Jeremy O’Sullivan, who enters his senior year at Michigan Technological University this September, has interned with the ministry for the past three summers.
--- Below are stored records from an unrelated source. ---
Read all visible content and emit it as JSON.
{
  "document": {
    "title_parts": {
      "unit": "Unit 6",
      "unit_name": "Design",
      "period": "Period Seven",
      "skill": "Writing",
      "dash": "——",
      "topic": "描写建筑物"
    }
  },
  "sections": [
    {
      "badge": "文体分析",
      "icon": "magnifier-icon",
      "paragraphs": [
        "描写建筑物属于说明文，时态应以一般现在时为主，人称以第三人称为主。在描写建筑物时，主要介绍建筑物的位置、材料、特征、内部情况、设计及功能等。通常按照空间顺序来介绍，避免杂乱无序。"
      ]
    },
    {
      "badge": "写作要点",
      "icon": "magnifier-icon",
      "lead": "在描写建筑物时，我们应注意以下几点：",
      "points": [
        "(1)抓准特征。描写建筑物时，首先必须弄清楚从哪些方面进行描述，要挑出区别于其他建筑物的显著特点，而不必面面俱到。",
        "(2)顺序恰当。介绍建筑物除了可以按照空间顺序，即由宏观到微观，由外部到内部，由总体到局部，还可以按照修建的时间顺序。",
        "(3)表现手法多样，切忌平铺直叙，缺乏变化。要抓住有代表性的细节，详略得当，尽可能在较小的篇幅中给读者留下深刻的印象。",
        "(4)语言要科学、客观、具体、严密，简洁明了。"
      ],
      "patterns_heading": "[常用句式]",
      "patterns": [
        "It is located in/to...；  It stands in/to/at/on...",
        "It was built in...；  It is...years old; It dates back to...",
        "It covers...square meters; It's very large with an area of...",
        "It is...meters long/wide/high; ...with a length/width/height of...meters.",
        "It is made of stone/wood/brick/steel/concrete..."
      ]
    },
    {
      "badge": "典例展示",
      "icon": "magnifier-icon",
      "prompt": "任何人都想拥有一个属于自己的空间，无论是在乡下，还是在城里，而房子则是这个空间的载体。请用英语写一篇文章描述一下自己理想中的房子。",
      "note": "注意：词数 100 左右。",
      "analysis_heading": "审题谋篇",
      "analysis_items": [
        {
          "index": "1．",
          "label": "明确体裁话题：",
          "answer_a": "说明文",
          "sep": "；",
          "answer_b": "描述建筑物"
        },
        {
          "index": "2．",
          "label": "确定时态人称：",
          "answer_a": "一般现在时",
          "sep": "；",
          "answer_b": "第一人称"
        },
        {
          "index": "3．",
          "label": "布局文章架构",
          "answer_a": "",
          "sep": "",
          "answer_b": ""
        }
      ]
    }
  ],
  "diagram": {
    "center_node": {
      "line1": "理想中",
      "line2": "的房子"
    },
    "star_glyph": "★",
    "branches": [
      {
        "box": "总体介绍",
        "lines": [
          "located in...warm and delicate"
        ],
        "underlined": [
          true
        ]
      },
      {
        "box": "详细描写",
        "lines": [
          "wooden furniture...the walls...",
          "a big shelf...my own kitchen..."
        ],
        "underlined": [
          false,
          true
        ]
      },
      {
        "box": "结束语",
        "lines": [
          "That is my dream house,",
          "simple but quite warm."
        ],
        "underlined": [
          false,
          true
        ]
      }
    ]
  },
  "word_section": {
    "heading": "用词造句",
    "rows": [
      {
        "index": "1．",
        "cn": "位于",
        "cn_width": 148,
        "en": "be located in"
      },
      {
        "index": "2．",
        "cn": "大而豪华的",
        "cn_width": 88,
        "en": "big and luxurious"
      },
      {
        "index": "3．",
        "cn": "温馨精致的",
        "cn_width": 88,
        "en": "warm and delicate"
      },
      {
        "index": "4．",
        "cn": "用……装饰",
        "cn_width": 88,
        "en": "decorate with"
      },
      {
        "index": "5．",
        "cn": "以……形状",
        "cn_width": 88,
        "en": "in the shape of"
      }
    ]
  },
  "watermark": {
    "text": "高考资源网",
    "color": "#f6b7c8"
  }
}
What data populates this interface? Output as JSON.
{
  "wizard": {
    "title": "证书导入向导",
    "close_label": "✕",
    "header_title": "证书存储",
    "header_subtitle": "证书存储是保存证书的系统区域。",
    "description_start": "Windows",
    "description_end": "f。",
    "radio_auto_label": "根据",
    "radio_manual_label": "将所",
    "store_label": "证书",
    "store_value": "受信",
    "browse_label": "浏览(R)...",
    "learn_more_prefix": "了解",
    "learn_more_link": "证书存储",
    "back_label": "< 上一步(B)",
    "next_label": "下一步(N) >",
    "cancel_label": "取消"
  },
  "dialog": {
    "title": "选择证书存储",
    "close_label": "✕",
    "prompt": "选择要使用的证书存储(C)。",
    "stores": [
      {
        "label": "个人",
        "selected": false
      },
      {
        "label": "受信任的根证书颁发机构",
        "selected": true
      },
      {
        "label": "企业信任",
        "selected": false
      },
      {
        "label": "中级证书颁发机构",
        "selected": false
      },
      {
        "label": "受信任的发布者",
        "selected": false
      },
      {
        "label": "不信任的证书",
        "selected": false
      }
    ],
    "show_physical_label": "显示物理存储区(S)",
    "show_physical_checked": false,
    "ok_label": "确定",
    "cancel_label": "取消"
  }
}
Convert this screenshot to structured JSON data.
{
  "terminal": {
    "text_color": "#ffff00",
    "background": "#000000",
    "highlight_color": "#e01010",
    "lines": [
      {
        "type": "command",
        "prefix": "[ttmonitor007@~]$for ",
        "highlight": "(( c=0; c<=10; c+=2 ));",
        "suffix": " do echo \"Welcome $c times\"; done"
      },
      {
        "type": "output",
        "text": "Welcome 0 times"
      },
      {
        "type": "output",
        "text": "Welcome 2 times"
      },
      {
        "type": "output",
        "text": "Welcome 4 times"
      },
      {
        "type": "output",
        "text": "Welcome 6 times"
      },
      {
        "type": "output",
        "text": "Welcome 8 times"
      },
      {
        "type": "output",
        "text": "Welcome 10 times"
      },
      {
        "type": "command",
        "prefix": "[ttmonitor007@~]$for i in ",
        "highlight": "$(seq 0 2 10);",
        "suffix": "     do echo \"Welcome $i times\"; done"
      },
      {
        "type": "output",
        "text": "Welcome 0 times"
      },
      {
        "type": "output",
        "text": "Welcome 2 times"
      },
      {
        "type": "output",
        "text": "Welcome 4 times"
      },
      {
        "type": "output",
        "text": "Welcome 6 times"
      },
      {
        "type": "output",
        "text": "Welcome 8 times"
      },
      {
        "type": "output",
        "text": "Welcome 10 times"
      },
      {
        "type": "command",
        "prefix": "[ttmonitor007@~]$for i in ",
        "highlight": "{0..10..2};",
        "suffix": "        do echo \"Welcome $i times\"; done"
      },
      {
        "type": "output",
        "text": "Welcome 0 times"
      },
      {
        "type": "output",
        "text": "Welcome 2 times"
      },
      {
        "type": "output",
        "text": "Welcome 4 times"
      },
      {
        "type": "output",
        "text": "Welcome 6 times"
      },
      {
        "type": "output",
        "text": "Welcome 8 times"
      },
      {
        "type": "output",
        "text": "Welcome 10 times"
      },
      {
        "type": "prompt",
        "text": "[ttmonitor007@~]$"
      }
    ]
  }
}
He said he has “learned a lot about the ethical side of a technicians work and about the trust and confidentiality issues which accompany some areas of the job.”
He said more importantly, he loved the consistent experience the opportunity has offered him.
“In this field you can have all the qualifications you need, but it’s experience that will get you that first job,” he said.
Olin Monteith, who recently completed his associate’s degree in information technology at the University College of the Cayman Islands, will be heading to Quincy University in Illinois next month to earn his bachelor’s degree.
He said the internship has helped him gain a better understanding of the technology field, but the opportunity to apply his theoretical knowledge in the real world was what he valued most.
The youngest in the group, Shirley Rivers, said the experience has taught him to think on his feet.
“There’s not always a script to solve the issues we face, so you really just have to take each challenge as it comes,” he said.
This is his second year as an IT intern with the ministry and he now awaits his Year 11 external examination results before he’ll know for sure what the school year holds.
According to Mr. Barnes, the Ministry of Education has the largest computer network in the Cayman Islands, with more than 2,000 personal computers connected to the system.
With limited permanent staff, the interns play an integral role in helping his unit prepare all personal computers for the new school year. Specifically, they are tasked with tagging computers that display operational problems, those that need replacing and troubleshooting other general IT problems.
They also install new software, most of which is purchased during the summer months, onto new and existing personal computers.
Overall, Mr. Barnes is optimistic the experience will help the interns when they begin their job search. He said, “Hopefully, we can hire some of the interns later on. But if not, we’ve at least given them a start with some experience.”